In January 1965 United Grand Lodge of England omitted Latin from Grand Lodge Certificates. The original Grand Lodge Certificates from 1755 until 1819 had been in English only. The Antients’ Grand Lodge had issued certificates in English and Latin from 1766. In 1819 the United Grand Lodge of England started producing Certificates in both languages. For further information about the history of English Craft Certificates see T.O. Haunch’s paper in Ars Quatuor Coronatorum Vol. 82, 1969 (class mark: A 31 QUA), or browse the subject “certificates” on the Library and Museum Catalogue.

A “lewis” is a Freemason’s son, who has not yet been initiated into Freemasonry. In stonemasonry, a lewis is an iron cramp that is forced into a cavity of a stone to enable the lifting or lowering of that stone. Although it is not a working tool used in Masonic ritual it can be seen as a symbol of strength, which a son is to his father. Under some Masonic Constitutions “lewises” are granted privileges such as in Scotland where the son of a Master Mason can be initiated at the age of eighteen rather than twenty-one. In England the only privilege extended to a “lewis”, is that he takes precedence if he is one of two candidates at initiation.

The Antients’ Grand Lodge formed in 1751 published a Book of Constitutions in 1756, under the title Ahiman rezon, or a help to a brother. Eight editions were published in all before the Union of the two Grand Lodges in 1813. Earlier editions were almost copies of Anderson’s Constitutions produced by the Premier Grand Lodge, although the later editions were less than complementary about their older rival. There has been considerable debate over the meaning of the Hebrew title Ahiman Rezon. The will of selected brethren, The secrets of prepared brethren, Royal Builders and Brother Secretary are just four of the explanations that can be found in Masonic encyclopaedias. Copies of various editions can be viewed in the Library and Museum under the class mark: BE 94 GRA (ANT). (MC, April 2003)

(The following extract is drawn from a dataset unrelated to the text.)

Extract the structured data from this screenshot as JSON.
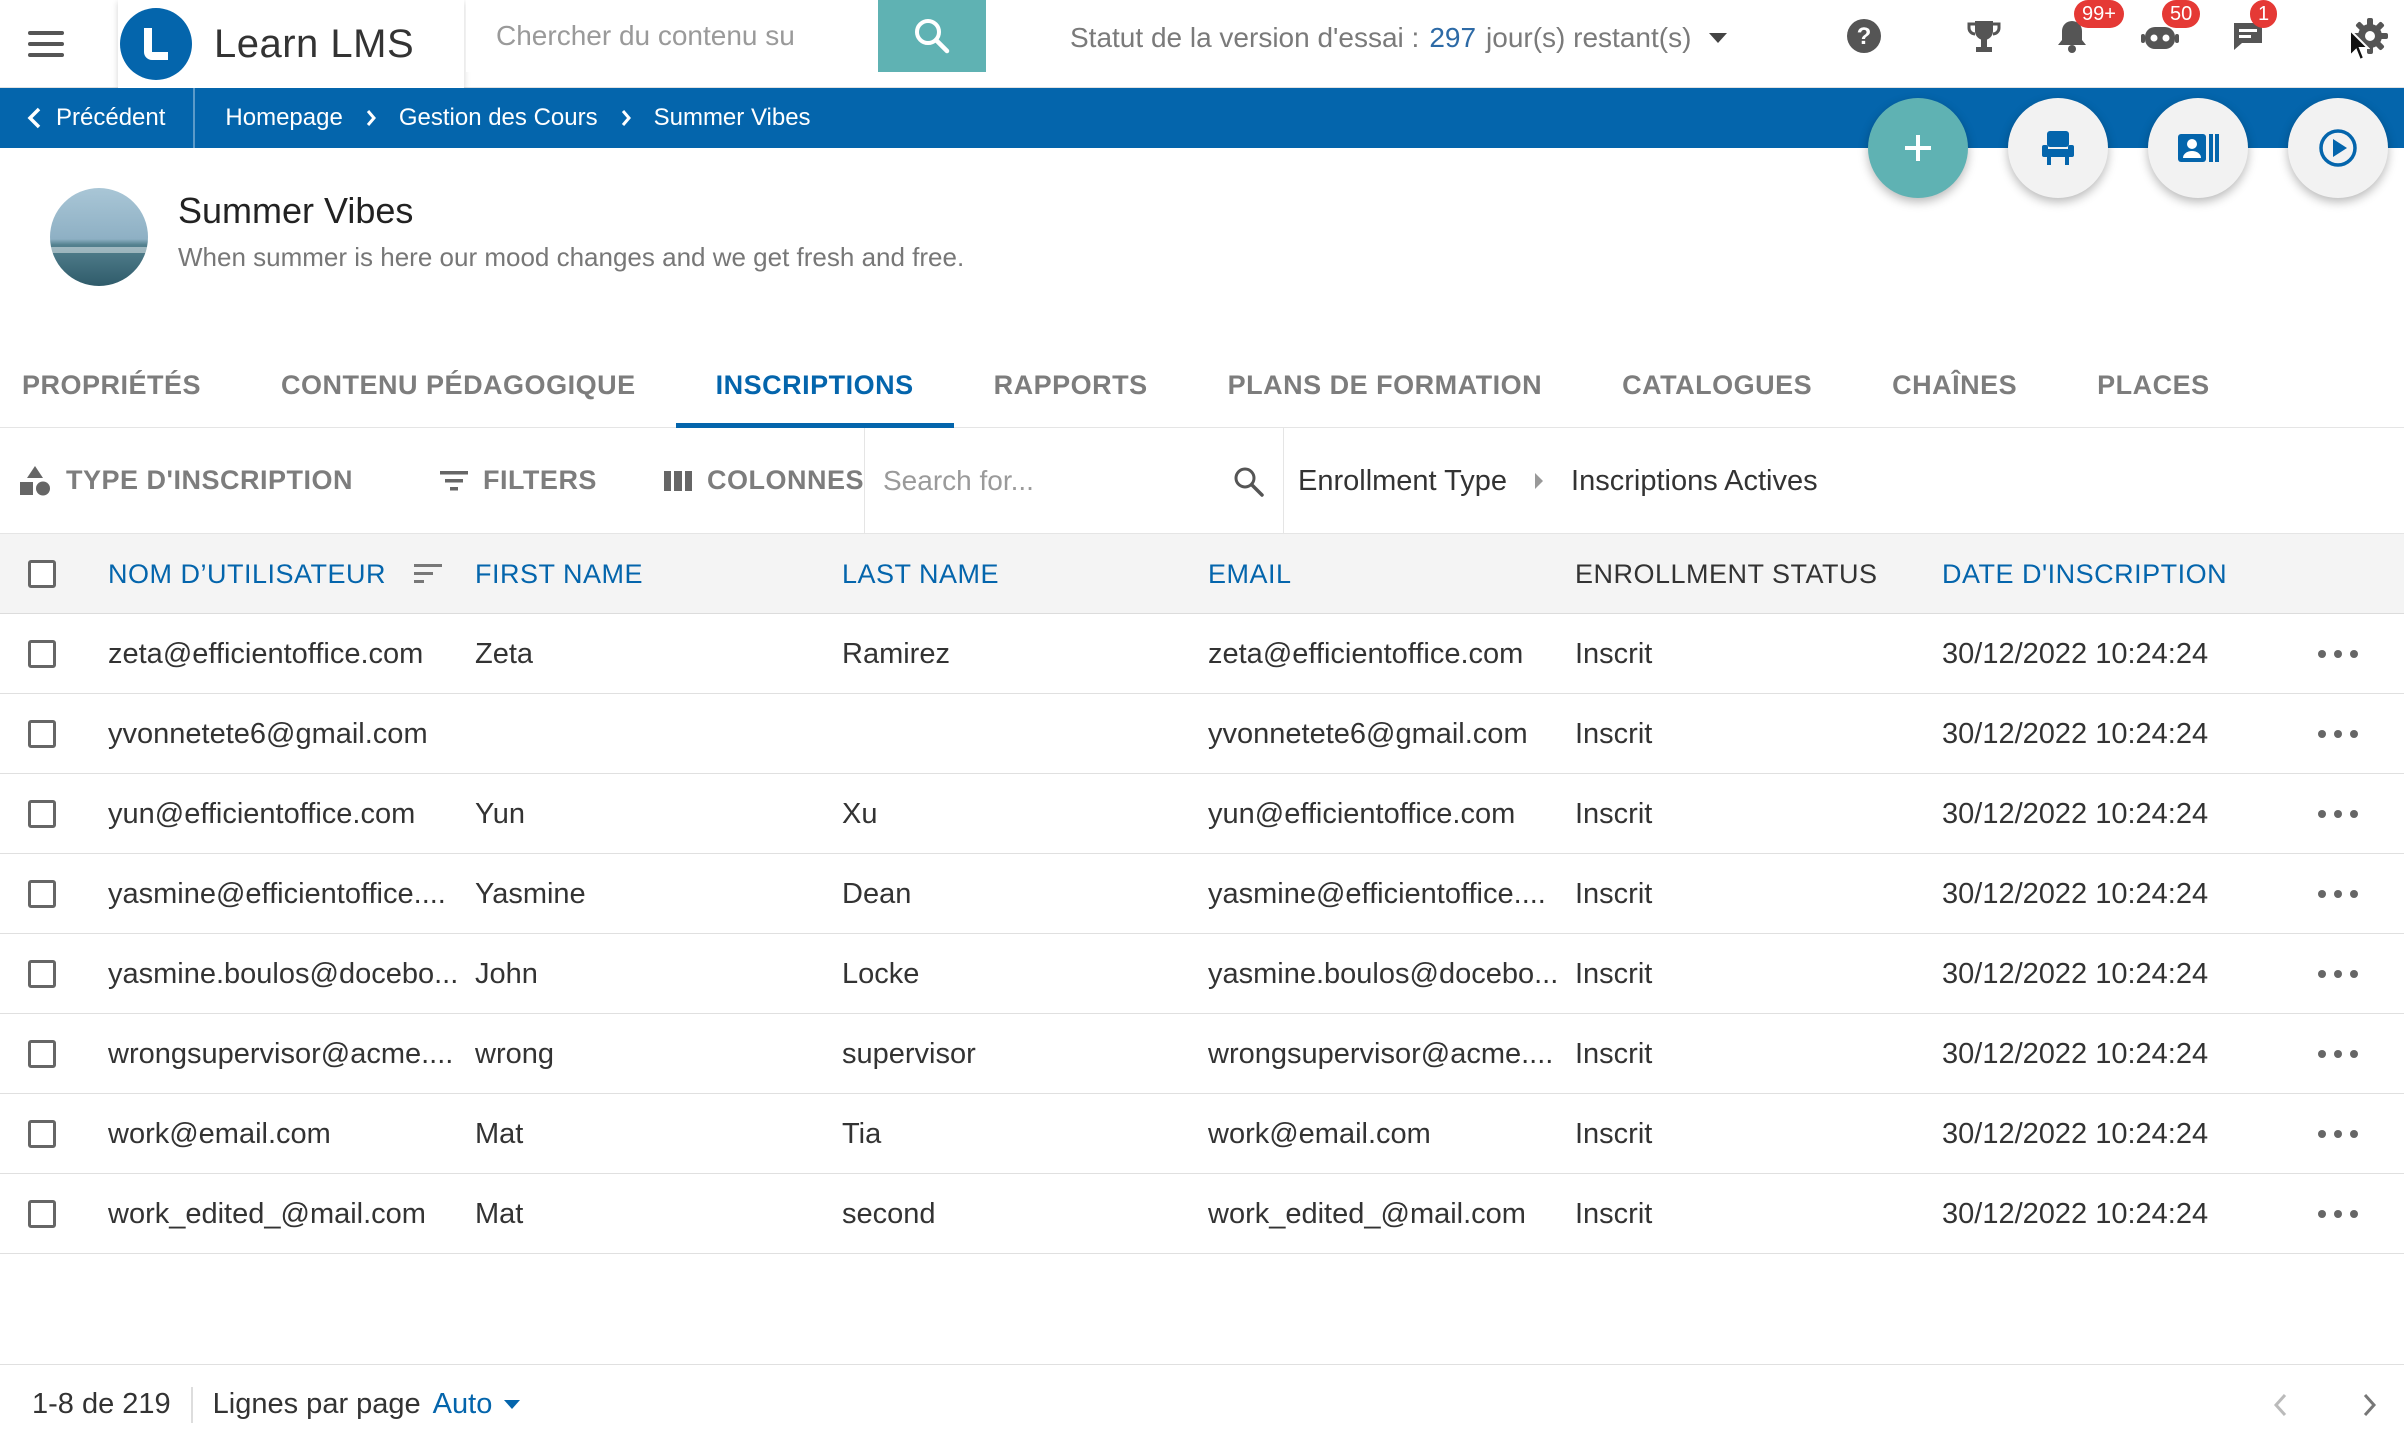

The Constitutions of the Free-Masons containing the History, Charges, Regulations, &c. of that most Ancient and Right Worshipful Fraternity: For use of the Lodges was the first official publication of Grand Lodge in 1723. It was the work of Revd. Dr. James Anderson (1680-1739), who also produced a second edition in 1738. Anderson’s Constitution contained a “traditional” history of Freemasonry, rules and regulations of the Craft and some songs and music for use in Lodges. Copies of both the first and second edition can be viewed in the Library and Museum under the following class mark: BE 94 GRA. (MC, April 2003)

Although there have been a number of Masonic dating systems, the most familiar to Craft Freemasons will be Anno Lucis (A.L.), which is the system that appears on certificates. Anno Lucis (the year of light) is based on a chronology that puts the year of creation as 4,004 B.C. and is traditionally derived by adding 4,000 to the year in question. For example 1717 A.D. the year Grand Lodge was formed would become 5717 A.L., and 2003 would become 6003 A.L. The system was not exclusive to Freemasons having been designed by an Irish cleric James Ussher (1581-1656) many years before the formation of Grand Lodge in 1717. (MC, April 2003)

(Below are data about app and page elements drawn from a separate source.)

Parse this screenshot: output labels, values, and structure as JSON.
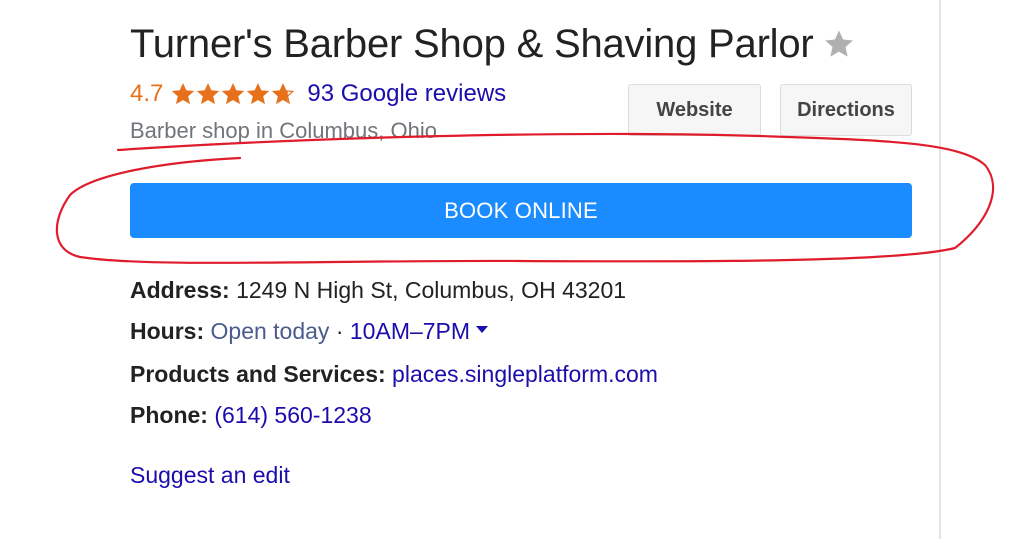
{
  "business": {
    "name": "Turner's Barber Shop & Shaving Parlor",
    "rating": "4.7",
    "stars_value": 4.7,
    "stars_max": 5,
    "reviews_text": "93 Google reviews",
    "category": "Barber shop in Columbus, Ohio"
  },
  "actions": {
    "website_label": "Website",
    "directions_label": "Directions",
    "book_label": "BOOK ONLINE",
    "save_icon": "star-icon"
  },
  "info": {
    "address_label": "Address:",
    "address_value": "1249 N High St, Columbus, OH 43201",
    "hours_label": "Hours:",
    "hours_status": "Open today",
    "hours_separator": " · ",
    "hours_value": "10AM–7PM",
    "products_label": "Products and Services:",
    "products_value": "places.singleplatform.com",
    "phone_label": "Phone:",
    "phone_value": "(614) 560-1238"
  },
  "suggest_edit": "Suggest an edit",
  "colors": {
    "rating_orange": "#e7711b",
    "link_blue": "#1a0dab",
    "book_button_blue": "#1a8cff",
    "annotation_red": "#e01b2c"
  }
}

Boy's School Lewis Jewel
Anderson's Constitutions frontispiece & title, 1784